Report every line of the listing below in which the string "data" occurs.
==============================
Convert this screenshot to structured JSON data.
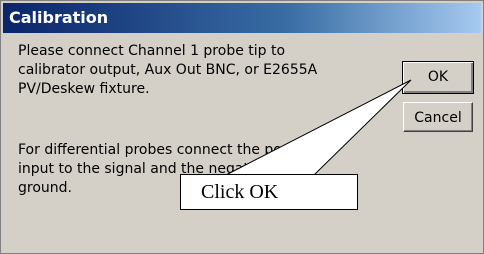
{
  "dialog": {
    "title": "Calibration",
    "message_1": "Please connect Channel 1 probe tip to\ncalibrator output, Aux Out BNC, or E2655A\nPV/Deskew fixture.",
    "message_2": "For differential probes connect the positive\ninput to the signal and the negative to\nground.",
    "ok_label": "OK",
    "cancel_label": "Cancel"
  },
  "annotation": {
    "callout_text": "Click OK"
  }
}
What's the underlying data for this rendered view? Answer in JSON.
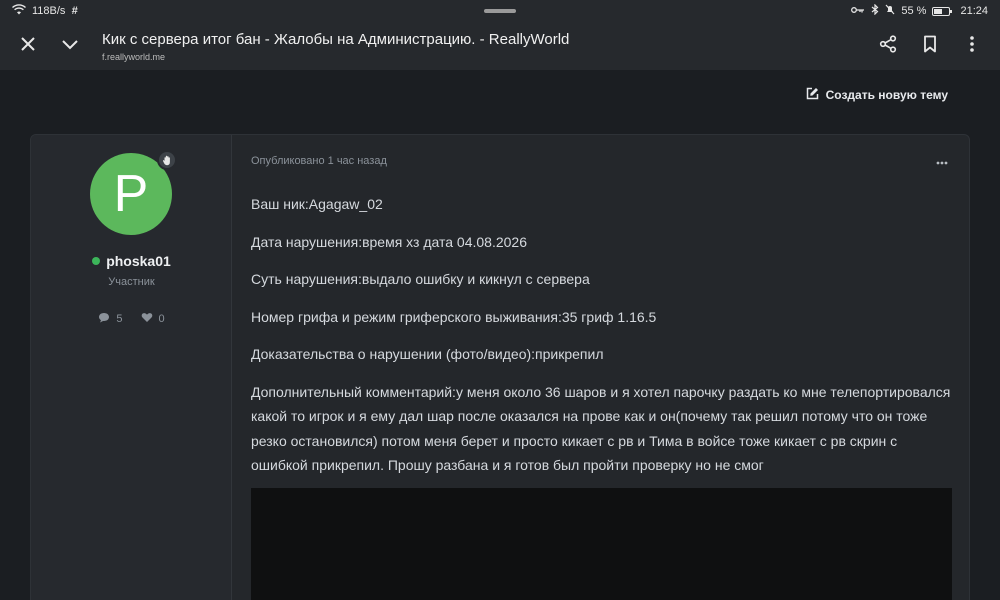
{
  "status_bar": {
    "speed": "118B/s",
    "battery_percent": "55 %",
    "time": "21:24"
  },
  "toolbar": {
    "page_title": "Кик с сервера итог бан - Жалобы на Администрацию. - ReallyWorld",
    "url": "f.reallyworld.me",
    "icons": [
      "close-icon",
      "chevron-down-icon",
      "share-icon",
      "bookmark-icon",
      "more-vert-icon"
    ]
  },
  "page": {
    "new_topic_label": "Создать новую тему"
  },
  "post": {
    "user": {
      "avatar_letter": "P",
      "avatar_color": "#5cb85c",
      "username": "phoska01",
      "role": "Участник",
      "messages_count": "5",
      "likes_count": "0",
      "online": true
    },
    "meta": "Опубликовано 1 час назад",
    "lines": [
      "Ваш ник:Agagaw_02",
      "Дата нарушения:время хз дата 04.08.2026",
      "Суть нарушения:выдало ошибку и кикнул с сервера",
      "Номер грифа и режим гриферского выживания:35 гриф 1.16.5",
      "Доказательства о нарушении (фото/видео):прикрепил",
      "Дополнительный комментарий:у меня около 36 шаров и я хотел парочку раздать ко мне телепортировался какой то игрок и я ему дал шар после оказался на прове как и он(почему так решил потому что он тоже резко остановился) потом меня берет и просто кикает с рв и Тима в войсе тоже кикает с рв скрин с ошибкой прикрепил. Прошу разбана и я готов был пройти проверку но не смог"
    ]
  }
}
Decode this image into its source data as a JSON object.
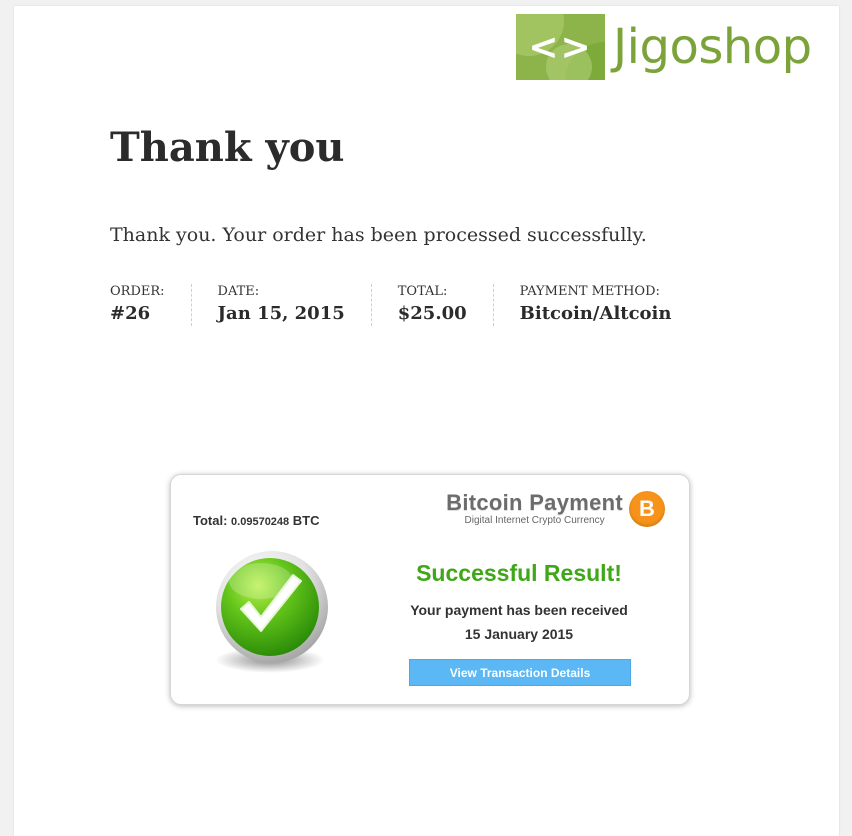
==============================
=== The answer ===
Convert this screenshot to structured JSON data.
What's the underlying data for this rendered view? Answer in JSON.
Decode this image into its source data as a JSON object.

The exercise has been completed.